_Supplied records_

*-*-*

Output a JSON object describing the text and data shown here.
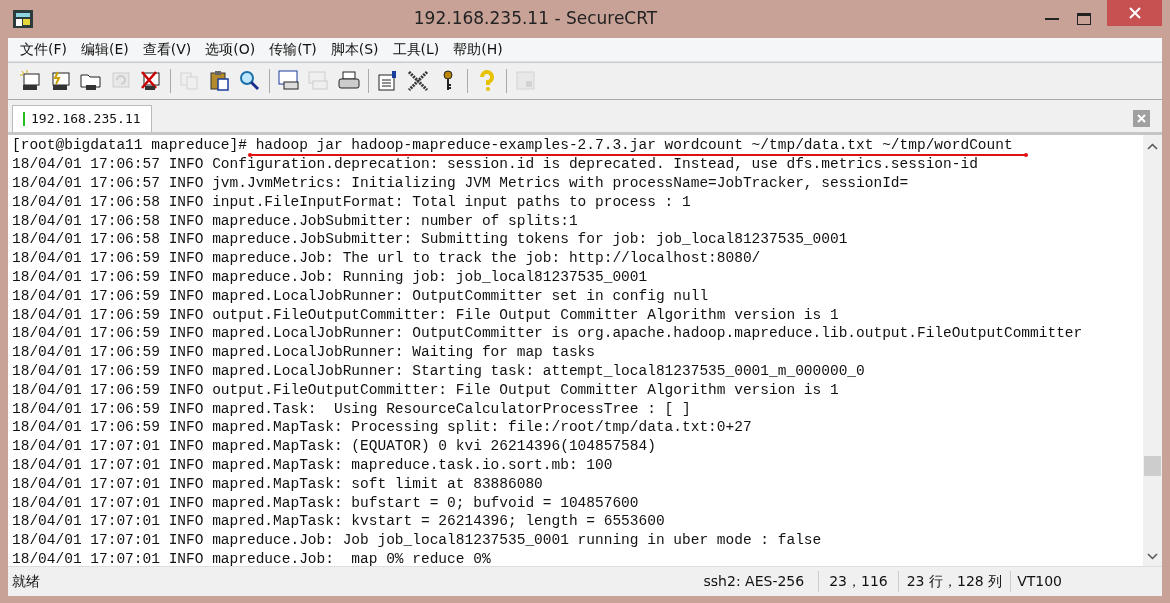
{
  "window": {
    "title": "192.168.235.11 - SecureCRT"
  },
  "menu": [
    "文件(F)",
    "编辑(E)",
    "查看(V)",
    "选项(O)",
    "传输(T)",
    "脚本(S)",
    "工具(L)",
    "帮助(H)"
  ],
  "toolbar": [
    [
      {
        "kind": "new-session",
        "disabled": false
      },
      {
        "kind": "quick-connect",
        "disabled": false
      },
      {
        "kind": "connect-tab",
        "disabled": false
      },
      {
        "kind": "reconnect",
        "disabled": true
      },
      {
        "kind": "disconnect",
        "disabled": false
      }
    ],
    [
      {
        "kind": "copy",
        "disabled": true
      },
      {
        "kind": "paste",
        "disabled": false
      },
      {
        "kind": "find",
        "disabled": false
      }
    ],
    [
      {
        "kind": "print-setup",
        "disabled": false
      },
      {
        "kind": "print-selection",
        "disabled": true
      },
      {
        "kind": "print",
        "disabled": false
      }
    ],
    [
      {
        "kind": "session-options",
        "disabled": false
      },
      {
        "kind": "keymap",
        "disabled": false
      },
      {
        "kind": "key",
        "disabled": false
      }
    ],
    [
      {
        "kind": "help",
        "disabled": false
      }
    ],
    [
      {
        "kind": "sftp",
        "disabled": true
      }
    ]
  ],
  "tabs": [
    {
      "label": "192.168.235.11",
      "selected": true
    }
  ],
  "terminal": {
    "lines": [
      "[root@bigdata11 mapreduce]# hadoop jar hadoop-mapreduce-examples-2.7.3.jar wordcount ~/tmp/data.txt ~/tmp/wordCount",
      "18/04/01 17:06:57 INFO Configuration.deprecation: session.id is deprecated. Instead, use dfs.metrics.session-id",
      "18/04/01 17:06:57 INFO jvm.JvmMetrics: Initializing JVM Metrics with processName=JobTracker, sessionId=",
      "18/04/01 17:06:58 INFO input.FileInputFormat: Total input paths to process : 1",
      "18/04/01 17:06:58 INFO mapreduce.JobSubmitter: number of splits:1",
      "18/04/01 17:06:58 INFO mapreduce.JobSubmitter: Submitting tokens for job: job_local81237535_0001",
      "18/04/01 17:06:59 INFO mapreduce.Job: The url to track the job: http://localhost:8080/",
      "18/04/01 17:06:59 INFO mapreduce.Job: Running job: job_local81237535_0001",
      "18/04/01 17:06:59 INFO mapred.LocalJobRunner: OutputCommitter set in config null",
      "18/04/01 17:06:59 INFO output.FileOutputCommitter: File Output Committer Algorithm version is 1",
      "18/04/01 17:06:59 INFO mapred.LocalJobRunner: OutputCommitter is org.apache.hadoop.mapreduce.lib.output.FileOutputCommitter",
      "18/04/01 17:06:59 INFO mapred.LocalJobRunner: Waiting for map tasks",
      "18/04/01 17:06:59 INFO mapred.LocalJobRunner: Starting task: attempt_local81237535_0001_m_000000_0",
      "18/04/01 17:06:59 INFO output.FileOutputCommitter: File Output Committer Algorithm version is 1",
      "18/04/01 17:06:59 INFO mapred.Task:  Using ResourceCalculatorProcessTree : [ ]",
      "18/04/01 17:06:59 INFO mapred.MapTask: Processing split: file:/root/tmp/data.txt:0+27",
      "18/04/01 17:07:01 INFO mapred.MapTask: (EQUATOR) 0 kvi 26214396(104857584)",
      "18/04/01 17:07:01 INFO mapred.MapTask: mapreduce.task.io.sort.mb: 100",
      "18/04/01 17:07:01 INFO mapred.MapTask: soft limit at 83886080",
      "18/04/01 17:07:01 INFO mapred.MapTask: bufstart = 0; bufvoid = 104857600",
      "18/04/01 17:07:01 INFO mapred.MapTask: kvstart = 26214396; length = 6553600",
      "18/04/01 17:07:01 INFO mapreduce.Job: Job job_local81237535_0001 running in uber mode : false",
      "18/04/01 17:07:01 INFO mapreduce.Job:  map 0% reduce 0%"
    ]
  },
  "status_bar": {
    "message": "就绪",
    "encryption": "ssh2: AES-256",
    "cursor": "23，116",
    "size": "23 行，128 列",
    "terminal_type": "VT100"
  }
}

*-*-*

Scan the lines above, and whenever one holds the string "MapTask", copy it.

_Answer box_
      "18/04/01 17:06:59 INFO mapred.MapTask: Processing split: file:/root/tmp/data.txt:0+27",
      "18/04/01 17:07:01 INFO mapred.MapTask: (EQUATOR) 0 kvi 26214396(104857584)",
      "18/04/01 17:07:01 INFO mapred.MapTask: mapreduce.task.io.sort.mb: 100",
      "18/04/01 17:07:01 INFO mapred.MapTask: soft limit at 83886080",
      "18/04/01 17:07:01 INFO mapred.MapTask: bufstart = 0; bufvoid = 104857600",
      "18/04/01 17:07:01 INFO mapred.MapTask: kvstart = 26214396; length = 6553600",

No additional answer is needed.